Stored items

--- START ---

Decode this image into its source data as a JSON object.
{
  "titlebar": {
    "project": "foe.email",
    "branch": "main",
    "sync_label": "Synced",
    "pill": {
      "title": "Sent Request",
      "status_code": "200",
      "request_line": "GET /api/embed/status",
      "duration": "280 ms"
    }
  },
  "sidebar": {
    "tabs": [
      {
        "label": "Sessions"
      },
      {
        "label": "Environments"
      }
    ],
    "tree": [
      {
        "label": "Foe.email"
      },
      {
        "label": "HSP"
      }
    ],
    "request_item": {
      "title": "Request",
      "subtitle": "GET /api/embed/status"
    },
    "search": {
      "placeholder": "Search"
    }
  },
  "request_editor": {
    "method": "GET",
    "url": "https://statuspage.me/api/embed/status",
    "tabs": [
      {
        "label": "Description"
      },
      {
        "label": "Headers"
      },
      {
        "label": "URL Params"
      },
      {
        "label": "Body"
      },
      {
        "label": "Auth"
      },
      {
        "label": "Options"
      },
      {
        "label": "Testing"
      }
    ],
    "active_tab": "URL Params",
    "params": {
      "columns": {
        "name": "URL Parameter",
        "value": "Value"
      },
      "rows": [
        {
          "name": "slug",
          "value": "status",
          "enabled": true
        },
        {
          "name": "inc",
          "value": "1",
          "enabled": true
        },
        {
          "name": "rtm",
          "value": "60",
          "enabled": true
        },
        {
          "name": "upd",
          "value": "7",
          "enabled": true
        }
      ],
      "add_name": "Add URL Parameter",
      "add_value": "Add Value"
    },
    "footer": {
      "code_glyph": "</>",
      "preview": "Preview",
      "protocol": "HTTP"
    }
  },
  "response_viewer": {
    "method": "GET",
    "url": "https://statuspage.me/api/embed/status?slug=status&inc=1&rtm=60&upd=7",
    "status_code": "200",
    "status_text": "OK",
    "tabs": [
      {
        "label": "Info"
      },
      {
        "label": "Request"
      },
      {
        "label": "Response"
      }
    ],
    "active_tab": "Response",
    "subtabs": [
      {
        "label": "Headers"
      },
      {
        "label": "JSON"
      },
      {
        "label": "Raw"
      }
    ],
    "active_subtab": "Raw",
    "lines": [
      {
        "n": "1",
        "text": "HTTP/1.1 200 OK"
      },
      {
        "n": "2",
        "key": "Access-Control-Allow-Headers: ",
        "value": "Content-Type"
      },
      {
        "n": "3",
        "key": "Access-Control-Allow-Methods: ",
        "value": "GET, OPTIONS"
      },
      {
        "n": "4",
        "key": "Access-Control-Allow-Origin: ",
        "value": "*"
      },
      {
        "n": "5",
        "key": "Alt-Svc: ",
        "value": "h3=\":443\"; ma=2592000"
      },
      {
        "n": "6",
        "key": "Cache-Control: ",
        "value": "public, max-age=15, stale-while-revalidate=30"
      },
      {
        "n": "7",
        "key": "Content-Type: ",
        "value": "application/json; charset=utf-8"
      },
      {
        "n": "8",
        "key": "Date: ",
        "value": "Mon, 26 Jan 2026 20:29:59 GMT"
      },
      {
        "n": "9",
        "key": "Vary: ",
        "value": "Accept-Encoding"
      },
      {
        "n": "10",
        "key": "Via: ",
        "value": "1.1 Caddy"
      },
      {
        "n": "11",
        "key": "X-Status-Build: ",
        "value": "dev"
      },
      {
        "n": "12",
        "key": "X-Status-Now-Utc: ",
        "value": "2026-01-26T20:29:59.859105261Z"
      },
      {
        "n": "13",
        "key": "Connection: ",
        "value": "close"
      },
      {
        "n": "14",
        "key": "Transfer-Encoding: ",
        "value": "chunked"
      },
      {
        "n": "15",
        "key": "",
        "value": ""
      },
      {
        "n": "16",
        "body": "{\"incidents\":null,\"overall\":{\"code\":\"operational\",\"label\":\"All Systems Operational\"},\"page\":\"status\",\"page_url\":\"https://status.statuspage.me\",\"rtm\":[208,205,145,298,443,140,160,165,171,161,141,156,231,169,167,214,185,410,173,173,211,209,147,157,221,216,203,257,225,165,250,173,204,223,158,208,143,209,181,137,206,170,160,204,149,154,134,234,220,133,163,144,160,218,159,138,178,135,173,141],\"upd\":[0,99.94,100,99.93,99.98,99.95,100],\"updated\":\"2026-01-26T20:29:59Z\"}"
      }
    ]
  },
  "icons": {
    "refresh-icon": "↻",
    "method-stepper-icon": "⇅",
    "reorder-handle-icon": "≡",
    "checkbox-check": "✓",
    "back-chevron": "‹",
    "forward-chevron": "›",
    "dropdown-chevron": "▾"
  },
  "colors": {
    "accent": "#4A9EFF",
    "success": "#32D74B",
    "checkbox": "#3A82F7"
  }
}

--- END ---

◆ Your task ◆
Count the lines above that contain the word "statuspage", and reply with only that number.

◆ Solution to the exercise ◆
3